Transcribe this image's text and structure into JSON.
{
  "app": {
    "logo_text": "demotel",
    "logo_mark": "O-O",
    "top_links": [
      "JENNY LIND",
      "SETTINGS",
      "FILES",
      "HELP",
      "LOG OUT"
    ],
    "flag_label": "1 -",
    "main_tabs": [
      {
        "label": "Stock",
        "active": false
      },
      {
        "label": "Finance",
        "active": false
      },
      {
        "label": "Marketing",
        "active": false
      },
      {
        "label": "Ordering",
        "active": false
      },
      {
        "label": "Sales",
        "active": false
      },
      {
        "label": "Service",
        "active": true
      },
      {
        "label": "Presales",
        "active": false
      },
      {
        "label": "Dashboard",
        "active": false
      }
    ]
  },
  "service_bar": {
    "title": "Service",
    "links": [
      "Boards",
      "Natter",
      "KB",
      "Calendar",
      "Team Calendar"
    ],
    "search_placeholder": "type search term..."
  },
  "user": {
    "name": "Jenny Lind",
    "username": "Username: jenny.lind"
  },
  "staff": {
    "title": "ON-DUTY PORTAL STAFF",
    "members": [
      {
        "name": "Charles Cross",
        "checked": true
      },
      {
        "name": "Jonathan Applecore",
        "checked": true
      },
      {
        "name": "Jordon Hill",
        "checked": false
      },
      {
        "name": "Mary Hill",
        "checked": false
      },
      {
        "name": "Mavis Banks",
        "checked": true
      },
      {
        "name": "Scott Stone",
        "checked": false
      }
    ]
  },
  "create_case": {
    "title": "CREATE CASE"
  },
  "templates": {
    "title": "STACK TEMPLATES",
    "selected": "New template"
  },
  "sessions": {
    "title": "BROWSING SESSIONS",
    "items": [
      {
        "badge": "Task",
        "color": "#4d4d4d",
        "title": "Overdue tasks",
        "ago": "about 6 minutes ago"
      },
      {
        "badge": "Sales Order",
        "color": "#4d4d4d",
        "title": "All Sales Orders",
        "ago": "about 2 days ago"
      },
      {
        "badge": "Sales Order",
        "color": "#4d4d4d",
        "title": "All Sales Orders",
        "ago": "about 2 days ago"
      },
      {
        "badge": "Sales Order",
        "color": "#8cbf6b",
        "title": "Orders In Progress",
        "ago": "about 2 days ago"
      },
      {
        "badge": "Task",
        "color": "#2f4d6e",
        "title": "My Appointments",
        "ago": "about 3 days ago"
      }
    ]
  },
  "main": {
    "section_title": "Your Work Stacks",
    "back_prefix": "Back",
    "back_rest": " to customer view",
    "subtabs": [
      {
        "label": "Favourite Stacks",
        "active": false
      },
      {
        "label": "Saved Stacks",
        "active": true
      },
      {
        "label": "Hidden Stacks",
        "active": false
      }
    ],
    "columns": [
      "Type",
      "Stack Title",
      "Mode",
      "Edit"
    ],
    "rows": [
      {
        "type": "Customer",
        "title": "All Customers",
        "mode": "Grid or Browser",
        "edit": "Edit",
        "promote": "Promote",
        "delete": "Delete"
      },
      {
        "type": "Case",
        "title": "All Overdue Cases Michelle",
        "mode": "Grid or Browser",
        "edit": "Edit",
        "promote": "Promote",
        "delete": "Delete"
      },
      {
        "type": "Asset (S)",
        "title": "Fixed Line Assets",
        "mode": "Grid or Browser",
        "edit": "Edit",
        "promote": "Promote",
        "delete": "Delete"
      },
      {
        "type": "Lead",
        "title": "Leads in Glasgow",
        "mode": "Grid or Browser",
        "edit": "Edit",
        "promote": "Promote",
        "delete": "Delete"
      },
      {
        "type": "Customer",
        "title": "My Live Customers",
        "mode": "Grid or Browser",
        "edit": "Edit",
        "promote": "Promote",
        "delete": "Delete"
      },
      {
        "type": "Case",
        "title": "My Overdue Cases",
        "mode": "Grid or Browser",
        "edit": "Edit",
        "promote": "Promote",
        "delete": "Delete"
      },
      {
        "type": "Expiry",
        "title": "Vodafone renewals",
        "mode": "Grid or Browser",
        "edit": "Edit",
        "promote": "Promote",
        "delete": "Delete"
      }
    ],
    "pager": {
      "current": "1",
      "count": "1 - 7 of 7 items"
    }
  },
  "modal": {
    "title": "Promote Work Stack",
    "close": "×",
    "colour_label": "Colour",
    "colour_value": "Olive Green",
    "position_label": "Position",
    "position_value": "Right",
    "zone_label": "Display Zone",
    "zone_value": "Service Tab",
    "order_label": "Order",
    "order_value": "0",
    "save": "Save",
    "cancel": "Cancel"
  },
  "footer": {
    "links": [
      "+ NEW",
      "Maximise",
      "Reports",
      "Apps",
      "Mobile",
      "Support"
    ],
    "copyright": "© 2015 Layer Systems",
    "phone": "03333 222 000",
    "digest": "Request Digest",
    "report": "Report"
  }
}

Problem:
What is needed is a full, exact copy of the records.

Written solution:
Transcribe this image's text and structure into JSON.
{
  "app": {
    "logo_text": "demotel",
    "logo_mark": "O-O",
    "top_links": [
      "JENNY LIND",
      "SETTINGS",
      "FILES",
      "HELP",
      "LOG OUT"
    ],
    "flag_label": "1 -",
    "main_tabs": [
      {
        "label": "Stock",
        "active": false
      },
      {
        "label": "Finance",
        "active": false
      },
      {
        "label": "Marketing",
        "active": false
      },
      {
        "label": "Ordering",
        "active": false
      },
      {
        "label": "Sales",
        "active": false
      },
      {
        "label": "Service",
        "active": true
      },
      {
        "label": "Presales",
        "active": false
      },
      {
        "label": "Dashboard",
        "active": false
      }
    ]
  },
  "service_bar": {
    "title": "Service",
    "links": [
      "Boards",
      "Natter",
      "KB",
      "Calendar",
      "Team Calendar"
    ],
    "search_placeholder": "type search term..."
  },
  "user": {
    "name": "Jenny Lind",
    "username": "Username: jenny.lind"
  },
  "staff": {
    "title": "ON-DUTY PORTAL STAFF",
    "members": [
      {
        "name": "Charles Cross",
        "checked": true
      },
      {
        "name": "Jonathan Applecore",
        "checked": true
      },
      {
        "name": "Jordon Hill",
        "checked": false
      },
      {
        "name": "Mary Hill",
        "checked": false
      },
      {
        "name": "Mavis Banks",
        "checked": true
      },
      {
        "name": "Scott Stone",
        "checked": false
      }
    ]
  },
  "create_case": {
    "title": "CREATE CASE"
  },
  "templates": {
    "title": "STACK TEMPLATES",
    "selected": "New template"
  },
  "sessions": {
    "title": "BROWSING SESSIONS",
    "items": [
      {
        "badge": "Task",
        "color": "#4d4d4d",
        "title": "Overdue tasks",
        "ago": "about 6 minutes ago"
      },
      {
        "badge": "Sales Order",
        "color": "#4d4d4d",
        "title": "All Sales Orders",
        "ago": "about 2 days ago"
      },
      {
        "badge": "Sales Order",
        "color": "#4d4d4d",
        "title": "All Sales Orders",
        "ago": "about 2 days ago"
      },
      {
        "badge": "Sales Order",
        "color": "#8cbf6b",
        "title": "Orders In Progress",
        "ago": "about 2 days ago"
      },
      {
        "badge": "Task",
        "color": "#2f4d6e",
        "title": "My Appointments",
        "ago": "about 3 days ago"
      }
    ]
  },
  "main": {
    "section_title": "Your Work Stacks",
    "back_prefix": "Back",
    "back_rest": " to customer view",
    "subtabs": [
      {
        "label": "Favourite Stacks",
        "active": false
      },
      {
        "label": "Saved Stacks",
        "active": true
      },
      {
        "label": "Hidden Stacks",
        "active": false
      }
    ],
    "columns": [
      "Type",
      "Stack Title",
      "Mode",
      "Edit"
    ],
    "rows": [
      {
        "type": "Customer",
        "title": "All Customers",
        "mode": "Grid or Browser",
        "edit": "Edit",
        "promote": "Promote",
        "delete": "Delete"
      },
      {
        "type": "Case",
        "title": "All Overdue Cases Michelle",
        "mode": "Grid or Browser",
        "edit": "Edit",
        "promote": "Promote",
        "delete": "Delete"
      },
      {
        "type": "Asset (S)",
        "title": "Fixed Line Assets",
        "mode": "Grid or Browser",
        "edit": "Edit",
        "promote": "Promote",
        "delete": "Delete"
      },
      {
        "type": "Lead",
        "title": "Leads in Glasgow",
        "mode": "Grid or Browser",
        "edit": "Edit",
        "promote": "Promote",
        "delete": "Delete"
      },
      {
        "type": "Customer",
        "title": "My Live Customers",
        "mode": "Grid or Browser",
        "edit": "Edit",
        "promote": "Promote",
        "delete": "Delete"
      },
      {
        "type": "Case",
        "title": "My Overdue Cases",
        "mode": "Grid or Browser",
        "edit": "Edit",
        "promote": "Promote",
        "delete": "Delete"
      },
      {
        "type": "Expiry",
        "title": "Vodafone renewals",
        "mode": "Grid or Browser",
        "edit": "Edit",
        "promote": "Promote",
        "delete": "Delete"
      }
    ],
    "pager": {
      "current": "1",
      "count": "1 - 7 of 7 items"
    }
  },
  "modal": {
    "title": "Promote Work Stack",
    "close": "×",
    "colour_label": "Colour",
    "colour_value": "Olive Green",
    "position_label": "Position",
    "position_value": "Right",
    "zone_label": "Display Zone",
    "zone_value": "Service Tab",
    "order_label": "Order",
    "order_value": "0",
    "save": "Save",
    "cancel": "Cancel"
  },
  "footer": {
    "links": [
      "+ NEW",
      "Maximise",
      "Reports",
      "Apps",
      "Mobile",
      "Support"
    ],
    "copyright": "© 2015 Layer Systems",
    "phone": "03333 222 000",
    "digest": "Request Digest",
    "report": "Report"
  }
}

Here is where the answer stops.